>>>>> audio as opus/WebM using the HTML5 media source extensions. Currently,
>>>>> the server decodes a set of input files to a fixed RAW audio format
>>>>> (stereo, 48000 kHz) and encodes the resulting continuous RAW stream as
>>>>> Opus/WebM. Having a single, uninterrupted RAW stream allows for
>>>>> perfect gapless playback on the client (which only sees a single live
>>>>> WebM stream), e.g. there are no interruptions whatsoever when
>>>>> transitioning between continuous tracks from the same music album.
>>>>> An early tech-demo of the technique can be found here [1], the source
>>>>> file http_audio_server/encoder.cpp implements the relevant
>>>>> opus-encoding and webm-encapsulation (but see also [2] for a condensed
>>>>> version).
>>>>> Now, for performance reasons I'd like to split my RAW audio into
>>>>> independent blocks (say, as an example, 50 frames or 1s each), encode
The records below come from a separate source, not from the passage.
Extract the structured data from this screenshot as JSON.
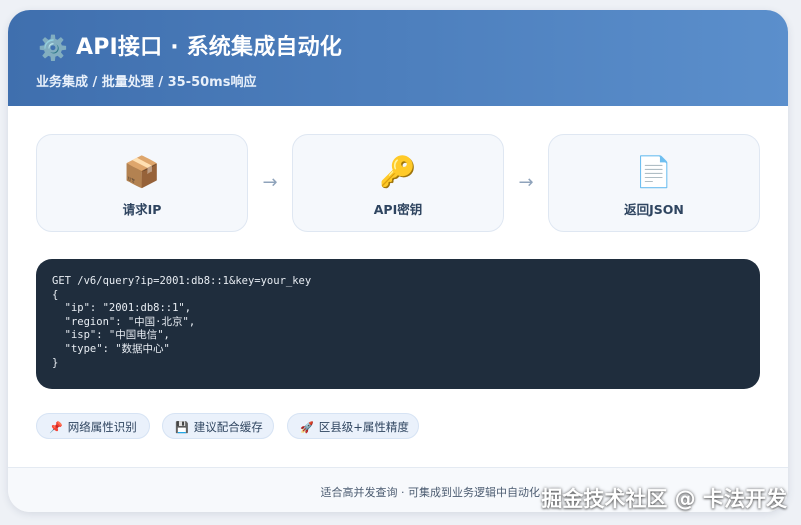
{
  "header": {
    "icon": "gear-icon",
    "title": "API接口 · 系统集成自动化",
    "subtitle": "业务集成 / 批量处理 / 35-50ms响应"
  },
  "flow": {
    "steps": [
      {
        "icon": "package-icon",
        "label": "请求IP"
      },
      {
        "icon": "key-icon",
        "label": "API密钥"
      },
      {
        "icon": "document-icon",
        "label": "返回JSON"
      }
    ],
    "arrow": "→"
  },
  "code": {
    "lines": [
      "GET /v6/query?ip=2001:db8::1&key=your_key",
      "{",
      "  \"ip\": \"2001:db8::1\",",
      "  \"region\": \"中国·北京\",",
      "  \"isp\": \"中国电信\",",
      "  \"type\": \"数据中心\"",
      "}"
    ]
  },
  "chips": [
    {
      "icon": "pin-icon",
      "label": "网络属性识别"
    },
    {
      "icon": "save-icon",
      "label": "建议配合缓存"
    },
    {
      "icon": "rocket-icon",
      "label": "区县级+属性精度"
    }
  ],
  "footer": {
    "text": "适合高并发查询 · 可集成到业务逻辑中自动化"
  },
  "watermark": "掘金技术社区 @ 卡法开发"
}
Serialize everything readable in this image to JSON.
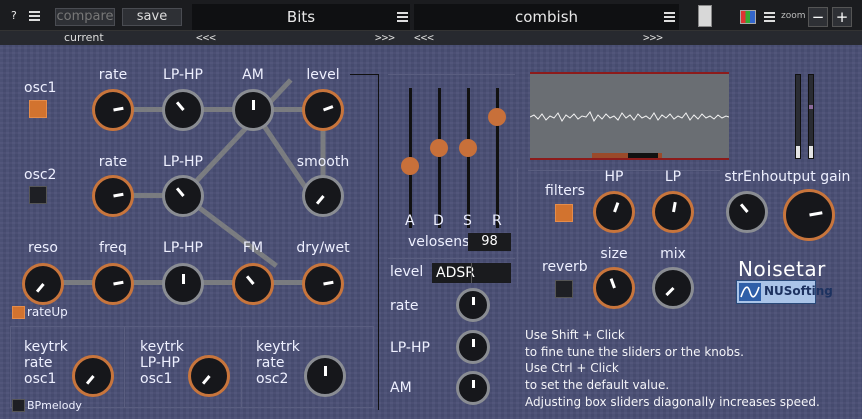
{
  "topbar": {
    "help_label": "?",
    "compare_label": "compare",
    "save_label": "save",
    "preset_a": "Bits",
    "preset_b": "combish",
    "zoom_label": "zoom",
    "zoom_minus": "−",
    "zoom_plus": "+",
    "current_label": "current",
    "prev_arrows": "<<<",
    "next_arrows": ">>>"
  },
  "osc": {
    "osc1_label": "osc1",
    "osc2_label": "osc2",
    "reso_label": "reso",
    "rateup_label": "rateUp",
    "bpmelody_label": "BPmelody"
  },
  "grid": {
    "row1": [
      "rate",
      "LP-HP",
      "AM",
      "level"
    ],
    "row2": [
      "rate",
      "LP-HP",
      "smooth"
    ],
    "row3": [
      "freq",
      "LP-HP",
      "FM",
      "dry/wet"
    ]
  },
  "keytrk": [
    {
      "l1": "keytrk",
      "l2": "rate",
      "l3": "osc1"
    },
    {
      "l1": "keytrk",
      "l2": "LP-HP",
      "l3": "osc1"
    },
    {
      "l1": "keytrk",
      "l2": "rate",
      "l3": "osc2"
    }
  ],
  "env": {
    "a": "A",
    "d": "D",
    "s": "S",
    "r": "R",
    "velosens_label": "velosens",
    "velosens_value": "98",
    "level_label": "level",
    "level_value": "ADSR",
    "rate_label": "rate",
    "lphp_label": "LP-HP",
    "am_label": "AM"
  },
  "fx": {
    "filters_label": "filters",
    "hp_label": "HP",
    "lp_label": "LP",
    "reverb_label": "reverb",
    "size_label": "size",
    "mix_label": "mix",
    "strenh_label": "strEnh",
    "gain_label": "output gain"
  },
  "brand": {
    "name": "Noisetar",
    "maker": "NUSofting"
  },
  "help": {
    "line1": "Use Shift + Click",
    "line2": "to fine tune the sliders or the knobs.",
    "line3": "Use Ctrl + Click",
    "line4": "to set the default value.",
    "line5": "Adjusting box sliders diagonally increases speed."
  },
  "colors": {
    "panel": "#4a4f75",
    "accent_orange": "#c8703a",
    "scope_border": "#8c1b1b"
  }
}
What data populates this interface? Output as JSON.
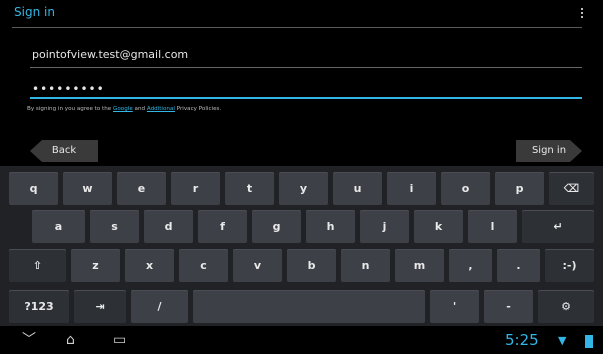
{
  "screen": {
    "title": "Sign in",
    "email": "pointofview.test@gmail.com",
    "password_mask": "•••••••••",
    "legal": {
      "prefix": "By signing in you agree to the ",
      "google": "Google",
      "and": " and ",
      "additional": "Additional",
      "suffix": " Privacy Policies."
    },
    "back_label": "Back",
    "signin_label": "Sign in"
  },
  "keyboard": {
    "row1": [
      "q",
      "w",
      "e",
      "r",
      "t",
      "y",
      "u",
      "i",
      "o",
      "p"
    ],
    "row2": [
      "a",
      "s",
      "d",
      "f",
      "g",
      "h",
      "j",
      "k",
      "l"
    ],
    "row3": [
      "z",
      "x",
      "c",
      "v",
      "b",
      "n",
      "m",
      ",",
      "."
    ],
    "mode_label": "?123",
    "tab_label": "⇥",
    "slash_label": "/",
    "apostrophe_label": "'",
    "dash_label": "-",
    "settings_label": "⚙",
    "smiley_label": ":-)",
    "enter_label": "↵",
    "backspace_label": "⌫",
    "shift_label": "⇧"
  },
  "statusbar": {
    "time": "5:25"
  },
  "colors": {
    "accent": "#33b5e5",
    "key": "#3d4047",
    "keyboard_bg": "#202226"
  }
}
>>>>> these as raw Opus frames and cache them on disc ahead of time. For
>>>>> each block I'd like to reset the encoder to ensure independence
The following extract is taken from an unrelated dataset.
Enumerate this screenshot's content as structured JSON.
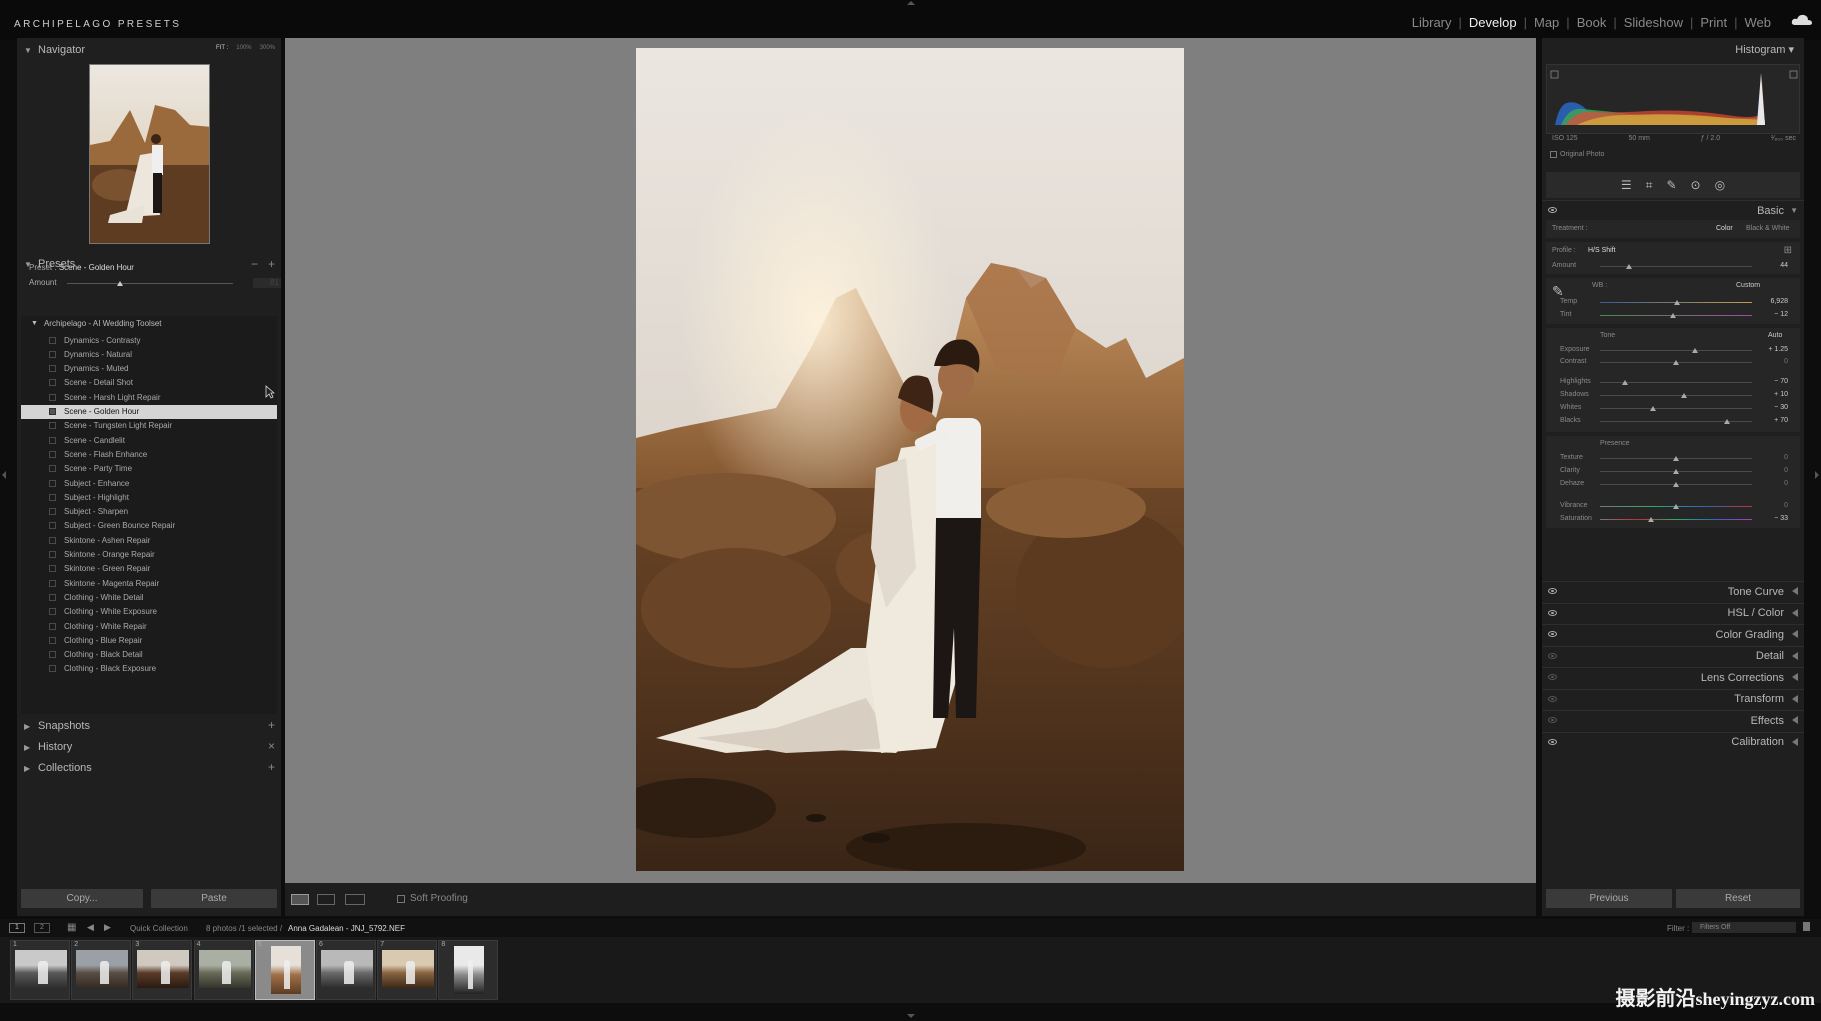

>>>>> between the first frame of each block and the last frames in the
>>>>> previous block, e.g., using
>>>>> opus_encoder_ctl(enc_ctx, OPUS_RESET_STATE)
>>>>> When the client requests a certain sequence of blocks (which may
>>>>> originate from various input files in (let's pretend) any order) my
>>>>> goal is to (on-demand) encapsulate the pre-encoded frames as WebM and
>>>>> send them to the client.
>>>>> However, in early experiments [2], resetting the encoder state at the
>>>>> beginning of each block and then concatenating the frames in the WebM
>>>>> container leads to clearly audible gaps in the decoded WebM stream
>>>>> whenever the opus encoder has been reset.
>>>>> Interestingly, such artifacts are far less pronounced (if they exist
>>>>> at all), if I don't explicitly reset the encoder. However, in my real
>>>>> application the encoder will at least be reset implicitly (e.g. by
>>>>> starting the encoding process in multiple threads for two files which
>>>>> may be played consecutively).
>>>>> See [2] for a MWE which expresses what I've tried to describe above.
>>>>> So to rephrase my question: if it is possible at all, how can I
>>>>> independently pre-encode blocks of Opus audio frames, such that I can
>>>>> concatenate them during WebM muxing without audible glitches?
>>>>> In advance, thank you for your help. Please let me know I anything I
>>>>> wrote is unclear, or you need more information to answer my question.
>>>>> Andreas
>>>>> [1] https://github.com/astoeckel/http_audio_server/
>>>>> [2] https://github.com/astoeckel/opus_gapless_webm/
>>>>> _______________________________________________
>>>>> opus mailing list
>>>>> opus at xiph.org
>>>>> http://lists.xiph.org/mailman/listinfo/opus

More information about the opus mailing list